For 20 years, but it was not until the passage of the 60 million bond issue that it became a realistic possibility.

– Who, or what groups, have been involved in the efforts for a water-related amenity at Tropicana Park? What amenities have been proposed, discussed or discarded?

Northwest Neighborhood Association, Southwest Florida Canoe and Kayak Club, and the Rowing Club have had input on the design.

The following amenities have been proposed for water related activities: public launch with shade pavilion for inclement weather, trailer parking for towed non-motorized vessels.

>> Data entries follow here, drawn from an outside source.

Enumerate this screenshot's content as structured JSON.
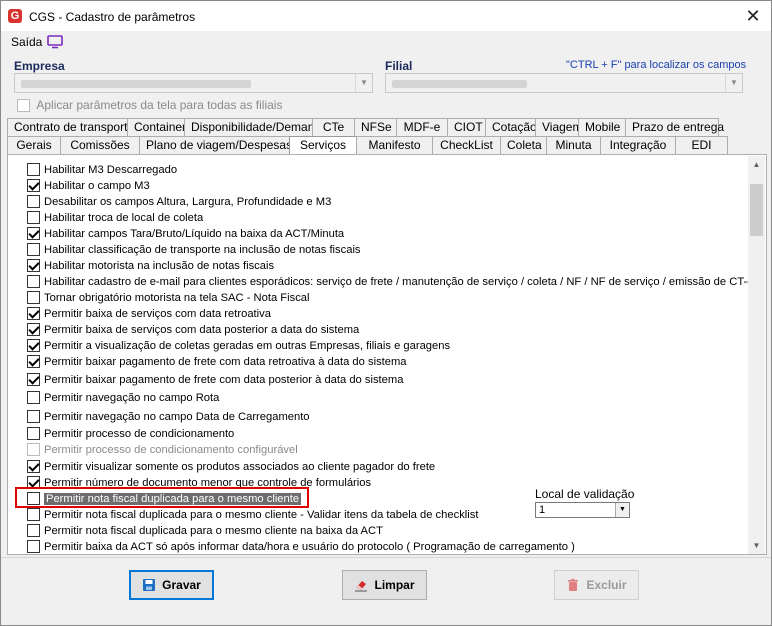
{
  "window": {
    "title": "CGS - Cadastro de parâmetros",
    "app_icon_letter": "G"
  },
  "menu": {
    "saida": "Saída"
  },
  "empresa": {
    "label": "Empresa"
  },
  "filial": {
    "label": "Filial"
  },
  "hint": "\"CTRL + F\" para localizar os campos",
  "apply_all": {
    "label": "Aplicar parâmetros da tela para todas as filiais",
    "checked": false,
    "enabled": false
  },
  "tabs_row1": [
    "Contrato de transporte",
    "Container",
    "Disponibilidade/Demanda",
    "CTe",
    "NFSe",
    "MDF-e",
    "CIOT",
    "Cotação",
    "Viagem",
    "Mobile",
    "Prazo de entrega"
  ],
  "tabs_row2": [
    "Gerais",
    "Comissões",
    "Plano de viagem/Despesas",
    "Serviços",
    "Manifesto",
    "CheckList",
    "Coleta",
    "Minuta",
    "Integração",
    "EDI"
  ],
  "active_tab": "Serviços",
  "options": [
    {
      "label": "Habilitar M3 Descarregado",
      "checked": false
    },
    {
      "label": "Habilitar o campo M3",
      "checked": true
    },
    {
      "label": "Desabilitar os campos Altura, Largura, Profundidade e M3",
      "checked": false
    },
    {
      "label": "Habilitar troca de local de coleta",
      "checked": false
    },
    {
      "label": "Habilitar campos Tara/Bruto/Líquido na baixa da ACT/Minuta",
      "checked": true
    },
    {
      "label": "Habilitar classificação de transporte na inclusão de notas fiscais",
      "checked": false
    },
    {
      "label": "Habilitar motorista na inclusão de notas fiscais",
      "checked": true
    },
    {
      "label": "Habilitar cadastro de e-mail para clientes esporádicos: serviço de frete / manutenção de serviço / coleta / NF / NF de serviço / emissão de CT-e",
      "checked": false
    },
    {
      "label": "Tornar obrigatório motorista na tela SAC - Nota Fiscal",
      "checked": false
    },
    {
      "label": "Permitir baixa de serviços com data retroativa",
      "checked": true
    },
    {
      "label": "Permitir baixa de serviços com data posterior a data do sistema",
      "checked": true
    },
    {
      "label": "Permitir a visualização de coletas geradas em outras Empresas, filiais e garagens",
      "checked": true
    },
    {
      "label": "Permitir baixar pagamento de frete com data retroativa à data do sistema",
      "checked": true
    },
    {
      "label": "Permitir baixar pagamento de frete com data posterior à data do sistema",
      "checked": true
    },
    {
      "label": "Permitir navegação no campo Rota",
      "checked": false
    },
    {
      "label": "Permitir navegação no campo Data de Carregamento",
      "checked": false
    },
    {
      "label": "Permitir processo de condicionamento",
      "checked": false
    },
    {
      "label": "Permitir processo de condicionamento configurável",
      "checked": false,
      "disabled": true
    },
    {
      "label": "Permitir visualizar somente os produtos associados ao cliente pagador do frete",
      "checked": true
    },
    {
      "label": "Permitir número de documento menor que controle de formulários",
      "checked": true
    },
    {
      "label": "Permitir nota fiscal duplicada para o mesmo cliente",
      "checked": false,
      "highlighted": true
    },
    {
      "label": "Permitir nota fiscal duplicada para o mesmo cliente - Validar itens da tabela de checklist",
      "checked": false
    },
    {
      "label": "Permitir nota fiscal duplicada para o mesmo cliente na baixa da ACT",
      "checked": false
    },
    {
      "label": "Permitir baixa da ACT só após informar data/hora e usuário do protocolo ( Programação de carregamento )",
      "checked": false
    }
  ],
  "local_validacao": {
    "label": "Local de validação",
    "value": "1"
  },
  "buttons": {
    "gravar": "Gravar",
    "limpar": "Limpar",
    "excluir": "Excluir"
  },
  "colors": {
    "accent": "#0078d7",
    "highlight_box": "#e00000",
    "hint": "#1a3fb0"
  }
}
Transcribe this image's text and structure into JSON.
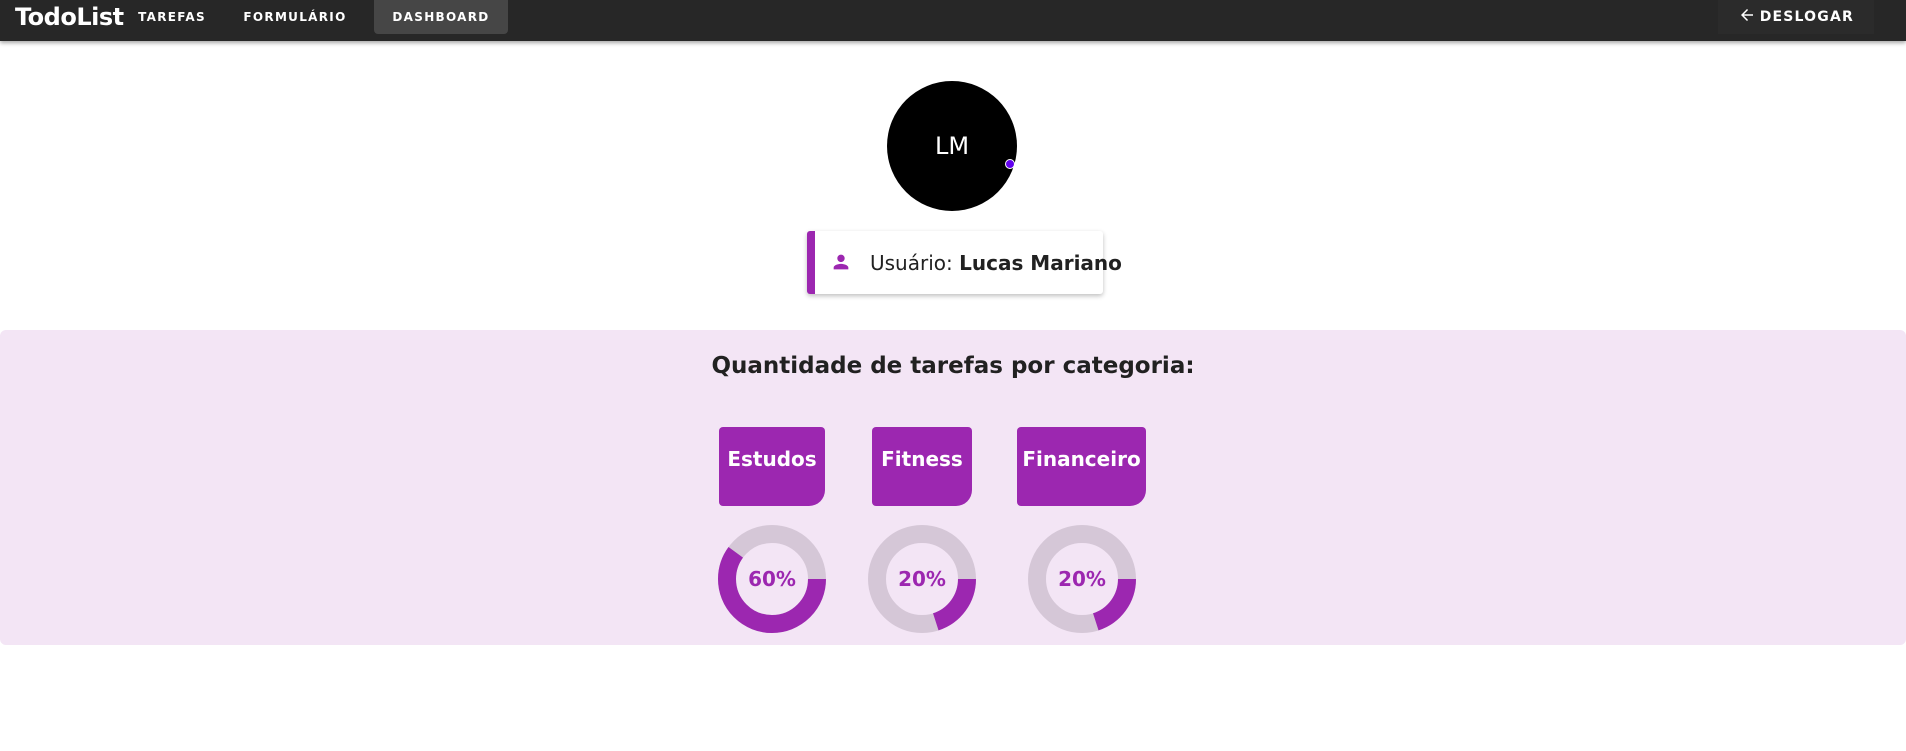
{
  "app": {
    "title": "TodoList"
  },
  "nav": {
    "tabs": [
      {
        "label": "TAREFAS"
      },
      {
        "label": "FORMULÁRIO"
      },
      {
        "label": "DASHBOARD",
        "active": true
      }
    ],
    "logout_label": "DESLOGAR"
  },
  "user": {
    "initials": "LM",
    "label_prefix": "Usuário:",
    "name": "Lucas Mariano"
  },
  "dashboard": {
    "title": "Quantidade de tarefas por categoria:",
    "categories": [
      {
        "label": "Estudos",
        "percent": 60,
        "percent_label": "60%"
      },
      {
        "label": "Fitness",
        "percent": 20,
        "percent_label": "20%"
      },
      {
        "label": "Financeiro",
        "percent": 20,
        "percent_label": "20%"
      }
    ]
  },
  "colors": {
    "accent": "#9c27b0",
    "track": "#d5c7d7",
    "panel_bg": "#f3e5f5",
    "topbar_bg": "#272727"
  },
  "icons": {
    "logout": "arrow-left-icon",
    "user": "person-icon"
  }
}
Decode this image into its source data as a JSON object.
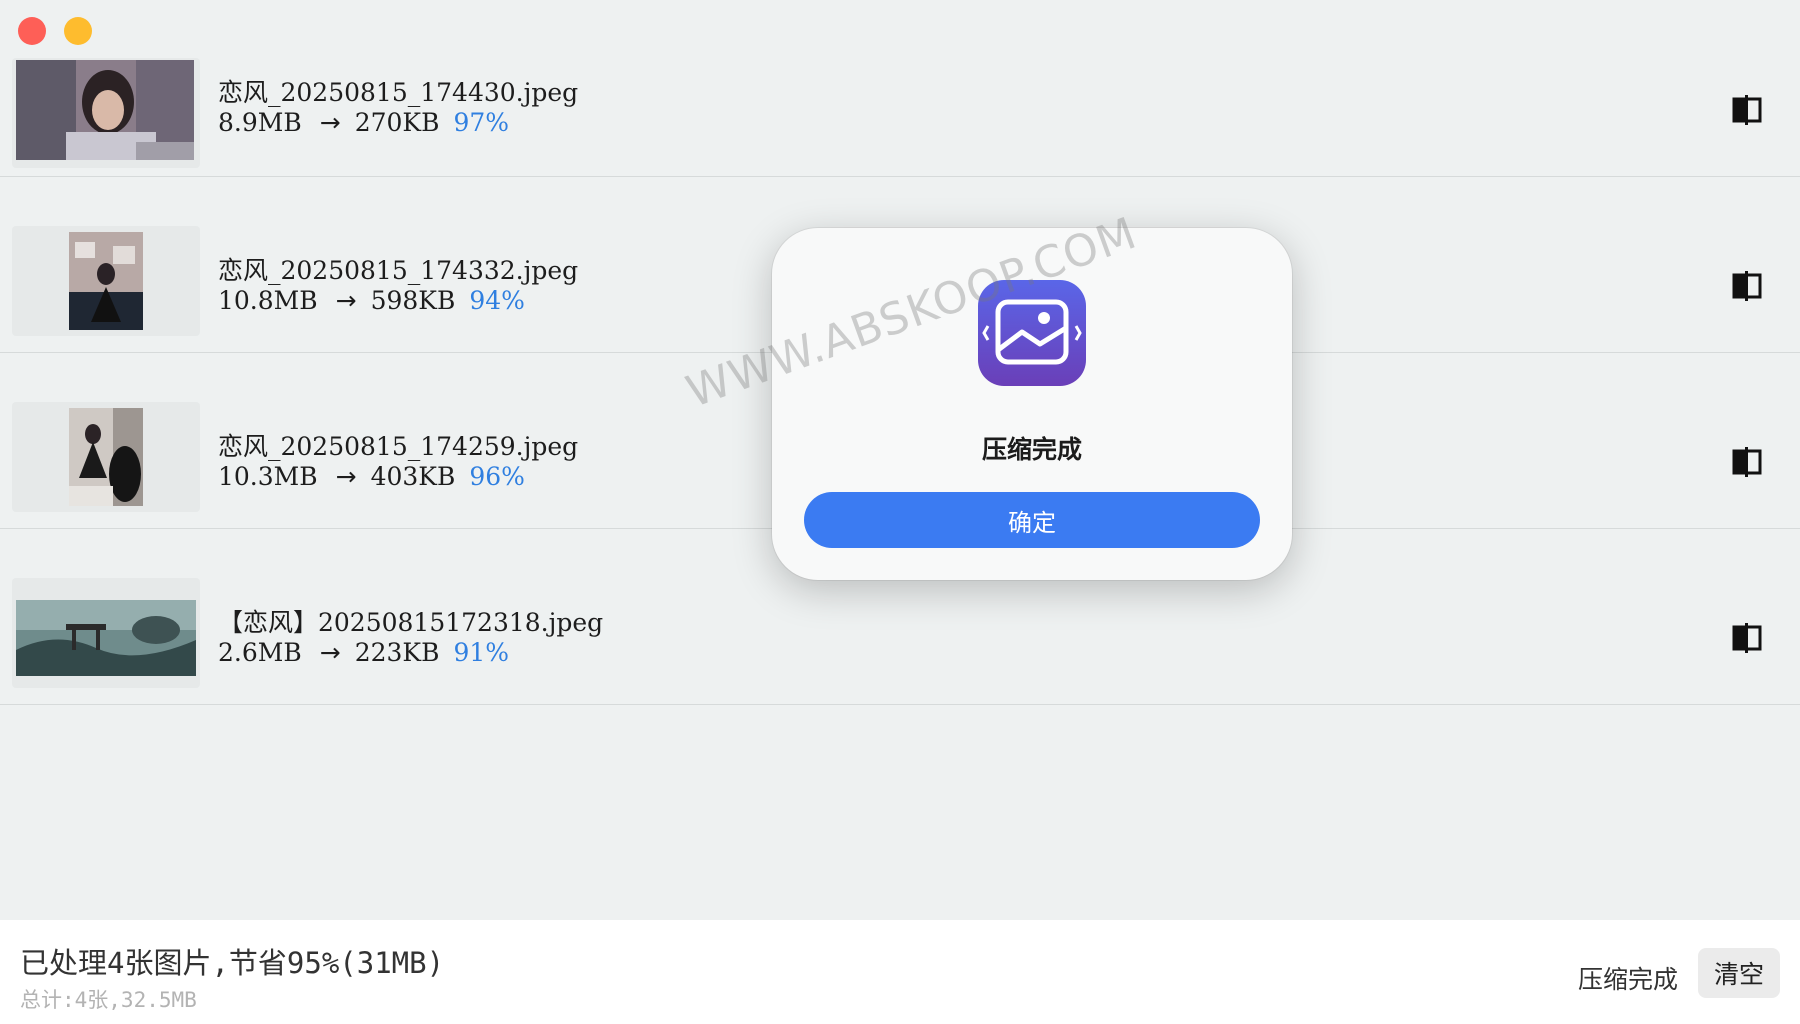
{
  "window": {
    "controls": [
      "close",
      "minimize"
    ]
  },
  "files": [
    {
      "name": "恋风_20250815_174430.jpeg",
      "original_size": "8.9MB",
      "arrow": "→",
      "compressed_size": "270KB",
      "ratio": "97%",
      "thumbnail": "portrait-woman-photo"
    },
    {
      "name": "恋风_20250815_174332.jpeg",
      "original_size": "10.8MB",
      "arrow": "→",
      "compressed_size": "598KB",
      "ratio": "94%",
      "thumbnail": "portrait-room-photo"
    },
    {
      "name": "恋风_20250815_174259.jpeg",
      "original_size": "10.3MB",
      "arrow": "→",
      "compressed_size": "403KB",
      "ratio": "96%",
      "thumbnail": "portrait-sitting-photo"
    },
    {
      "name": "【恋风】20250815172318.jpeg",
      "original_size": "2.6MB",
      "arrow": "→",
      "compressed_size": "223KB",
      "ratio": "91%",
      "thumbnail": "landscape-pavilion-photo"
    }
  ],
  "status": {
    "summary": "已处理4张图片,节省95%(31MB)",
    "total": "总计:4张,32.5MB",
    "state": "压缩完成",
    "clear_label": "清空"
  },
  "modal": {
    "title": "压缩完成",
    "ok_label": "确定",
    "icon": "image-compress-app-icon"
  },
  "watermark": "WWW.ABSKOOP.COM",
  "colors": {
    "accent": "#3b7bf2",
    "ratio": "#2f7fe0",
    "close": "#fe5f57",
    "minimize": "#febc2e",
    "app_icon_top": "#5a66e8",
    "app_icon_bottom": "#6a3fb8"
  }
}
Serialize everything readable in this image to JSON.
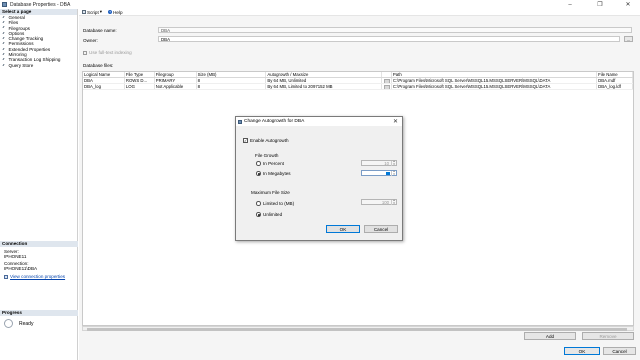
{
  "window": {
    "title": "Database Properties - DBA"
  },
  "left_pane": {
    "select_page_header": "Select a page",
    "pages": [
      "General",
      "Files",
      "Filegroups",
      "Options",
      "Change Tracking",
      "Permissions",
      "Extended Properties",
      "Mirroring",
      "Transaction Log Shipping",
      "Query Store"
    ],
    "connection_header": "Connection",
    "server_label": "Server:",
    "server_value": "IPHONE11",
    "connection_label": "Connection:",
    "connection_value": "IPHONE11\\DBA",
    "view_connection_link": "View connection properties",
    "progress_header": "Progress",
    "progress_status": "Ready"
  },
  "toolbar": {
    "script_label": "Script",
    "help_label": "Help"
  },
  "form": {
    "db_name_label": "Database name:",
    "db_name_value": "DBA",
    "owner_label": "Owner:",
    "owner_value": "DBA",
    "ellipsis": "...",
    "fulltext_label": "Use full-text indexing",
    "files_label": "Database files:"
  },
  "grid": {
    "columns": [
      "Logical Name",
      "File Type",
      "Filegroup",
      "Size (MB)",
      "Autogrowth / Maxsize",
      "",
      "Path",
      "File Name"
    ],
    "rows": [
      [
        "DBA",
        "ROWS D...",
        "PRIMARY",
        "8",
        "By 64 MB, Unlimited",
        "",
        "C:\\Program Files\\Microsoft SQL Server\\MSSQL15.MSSQLSERVER\\MSSQL\\DATA",
        "DBA.mdf"
      ],
      [
        "DBA_log",
        "LOG",
        "Not Applicable",
        "8",
        "By 64 MB, Limited to 2097152 MB",
        "",
        "C:\\Program Files\\Microsoft SQL Server\\MSSQL15.MSSQLSERVER\\MSSQL\\DATA",
        "DBA_log.ldf"
      ]
    ]
  },
  "buttons": {
    "add": "Add",
    "remove": "Remove",
    "ok": "OK",
    "cancel": "Cancel"
  },
  "dialog": {
    "title": "Change Autogrowth for DBA",
    "enable_label": "Enable Autogrowth",
    "enable_checked": true,
    "file_growth_label": "File Growth",
    "in_percent_label": "In Percent",
    "in_percent_value": "10",
    "in_mb_label": "In Megabytes",
    "in_mb_value": "",
    "max_size_label": "Maximum File Size",
    "limited_label": "Limited to (MB)",
    "limited_value": "100",
    "unlimited_label": "Unlimited",
    "ok_label": "OK",
    "cancel_label": "Cancel"
  },
  "colors": {
    "accent": "#0078d7",
    "section_header": "#dfe6ee",
    "link": "#0645ad"
  },
  "icons": [
    "database-icon",
    "page-icon",
    "script-icon",
    "help-icon",
    "connection-icon",
    "progress-icon",
    "close-icon",
    "minimize-icon",
    "maximize-icon"
  ]
}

The original residents that formed the Northwest Cape Coral Neighborhood Association in 2004 along with interest from various kayaking groups, including the local YGPS kayak group that has been active for 16 years. The Cape Coral Rotary Club has long been interested in establishing a Kayak/Rowing Center at Tropicana Park. More significantly, The Cape Coral Rowing Club (CCRC, formerly Caloosa Coast Rowing Club) and the now defunct South Florida Canoe and Kayak Club (SFCKC) have long had a successful symbiotic relationship with the City’s Parks and Recreation Department. For past several years (5-6) of its existence The SFCKC operated out of a city owned building located on Lake Kennedy providing a variety of after school programs, summer programs for Special Populations and many others. For the past 13 years, the Cape Coral Rowing Club (CCRC) has operated from a parcel of waterfront property in the Cape Harbour Marina area, just north of the Chiquita Lock in the South Spreader Waterway

– When did the now-closed kayak group and the rowing club become part of the conversation?

My first scheduled meeting with the two groups was during the 1st public input session at Oasis. We met with AECOM and both clubs for 30 minutes after the session closed. We were advised the clubs did not have a land lease and where expecting to be at Tropicana park which is why there was a bubble diagram indicating where they might be located.

– How, and at what point, did the addition of a floating dock become part of the plans for Tropicana Park?

All of the city’s canoe and kayak launches are floating docks.

– What did the first take-it-to-the-public plan for Tropicana Park call for? Proposed investment?


– What does the Council-approved plan for Tropicana Park call for? Proposed investment?


– Reason for the differences, if any?

Finalized concept plan based on input from Public Sessions on the initial park concept developed prior to the November electorate voting for the bond.

– What’s next?

We are designing the approved plans from December 2nd. 30% design submittals have been delivered.

– Anything to add?